And according to a Disney executive who sat on the Child Development and Mass Media Forum [headed by Fred Rogers] at the White House Conference on Children, which was trying to come up with guidelines for "worthwhile programming" at the White House Conference on Children, the only thing that sells is "pure entertainment."
The executive, Carl Nater, was in charge of the Disney Educational Materials Company, which sold filmstrips and records to schools. He testified at the Forum and was interviewed by the Washington Post in September 1970. I will quote at some length:
[Nater] has often found the advice of professional experts to be conflicting. Furthermore, he said, such advice is an infringement on the responsibilities of the producer.Wow. Not where you thought this whole educational vs entertaining thing was going, was it?
The Disney company, he said, does not try to mix entertainment and education.
"Everything we do for theaters and television is motivated by a desire to provide entertainment--period. If it just happens that there's something educational in it, like our nature shows, well, that's just a plus. The educational material we do is made directly for the education market, and we could no more take it into the theater than fly."
For example, he pointed to educational films, where "It's important to be sensitive to the bi-racial point of view." But in entertainment films, he said, "We've had colored people--we did 'Uncle Remus'--but we're not going to go around saying, 'My God, we've got to have colored people in this."
The criteria for Disney entertainment is that it "not be embarrassing, have nothing to be ashamed of and not upset people who hold some kind of standards," he said, adding that these believes came from Disney himself, "who was no prude, either, just a perfectly normal man, and these were his personal preferences."
This is the same principle of non-offensiveness by which visitors to the Disneyland Park are now approached as they wait in line and sounded out for "attitude" so that true Disney patrons will not be subjected to people who are "unkempt, dirty and not fun to sit next to on a ride," he explained.

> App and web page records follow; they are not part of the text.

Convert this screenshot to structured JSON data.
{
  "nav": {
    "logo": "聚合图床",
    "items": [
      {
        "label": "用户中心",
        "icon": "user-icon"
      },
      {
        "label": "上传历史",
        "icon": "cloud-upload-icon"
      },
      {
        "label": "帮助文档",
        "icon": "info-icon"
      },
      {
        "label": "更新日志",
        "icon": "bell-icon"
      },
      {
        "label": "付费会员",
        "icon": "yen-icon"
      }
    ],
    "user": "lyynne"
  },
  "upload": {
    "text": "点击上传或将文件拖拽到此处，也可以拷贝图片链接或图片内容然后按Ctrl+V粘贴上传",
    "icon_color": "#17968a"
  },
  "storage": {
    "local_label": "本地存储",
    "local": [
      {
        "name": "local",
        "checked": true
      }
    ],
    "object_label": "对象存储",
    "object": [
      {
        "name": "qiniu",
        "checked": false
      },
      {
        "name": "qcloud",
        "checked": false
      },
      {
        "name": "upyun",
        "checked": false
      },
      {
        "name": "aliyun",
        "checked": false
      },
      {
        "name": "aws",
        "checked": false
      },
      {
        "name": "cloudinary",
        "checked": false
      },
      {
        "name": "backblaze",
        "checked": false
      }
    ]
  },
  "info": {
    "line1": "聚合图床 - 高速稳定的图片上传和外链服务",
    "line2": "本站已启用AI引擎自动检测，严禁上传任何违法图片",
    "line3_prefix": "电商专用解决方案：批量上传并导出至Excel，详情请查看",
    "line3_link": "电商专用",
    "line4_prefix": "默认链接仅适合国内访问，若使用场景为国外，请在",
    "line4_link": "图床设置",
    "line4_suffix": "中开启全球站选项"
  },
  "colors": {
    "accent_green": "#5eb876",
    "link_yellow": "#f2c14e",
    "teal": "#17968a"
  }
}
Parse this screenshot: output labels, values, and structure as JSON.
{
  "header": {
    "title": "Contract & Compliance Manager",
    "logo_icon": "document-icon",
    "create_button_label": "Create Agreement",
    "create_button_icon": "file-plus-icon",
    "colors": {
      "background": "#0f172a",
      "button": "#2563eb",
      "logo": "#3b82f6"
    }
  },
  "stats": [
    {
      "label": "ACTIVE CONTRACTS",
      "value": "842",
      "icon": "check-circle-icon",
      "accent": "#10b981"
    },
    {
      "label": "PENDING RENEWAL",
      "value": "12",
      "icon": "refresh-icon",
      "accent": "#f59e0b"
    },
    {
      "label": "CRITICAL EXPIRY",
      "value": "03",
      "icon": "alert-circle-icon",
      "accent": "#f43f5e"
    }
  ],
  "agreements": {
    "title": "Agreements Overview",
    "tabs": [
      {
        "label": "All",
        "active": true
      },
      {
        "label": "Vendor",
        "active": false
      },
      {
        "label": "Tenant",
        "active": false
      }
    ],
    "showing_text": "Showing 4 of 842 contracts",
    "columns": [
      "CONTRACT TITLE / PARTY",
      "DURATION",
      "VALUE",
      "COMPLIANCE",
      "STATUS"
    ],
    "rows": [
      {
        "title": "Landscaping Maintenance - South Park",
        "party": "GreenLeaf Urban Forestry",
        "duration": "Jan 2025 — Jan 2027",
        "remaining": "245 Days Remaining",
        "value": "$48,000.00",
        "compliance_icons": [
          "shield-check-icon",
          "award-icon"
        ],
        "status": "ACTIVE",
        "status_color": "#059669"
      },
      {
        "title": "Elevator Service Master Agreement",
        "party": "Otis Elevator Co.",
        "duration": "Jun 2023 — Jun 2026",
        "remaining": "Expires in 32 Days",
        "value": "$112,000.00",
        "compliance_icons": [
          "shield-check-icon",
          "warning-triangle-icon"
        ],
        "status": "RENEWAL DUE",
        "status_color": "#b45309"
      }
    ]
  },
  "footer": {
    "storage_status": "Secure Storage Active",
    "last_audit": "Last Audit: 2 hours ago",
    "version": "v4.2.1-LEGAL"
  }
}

"Selling Education on TV," by Judith Martin, The Washington Post, Sept. 22, 1970, pg. B2.
Made in 1946, yo: Is Song of the South too racist to screen? [guardian film blog]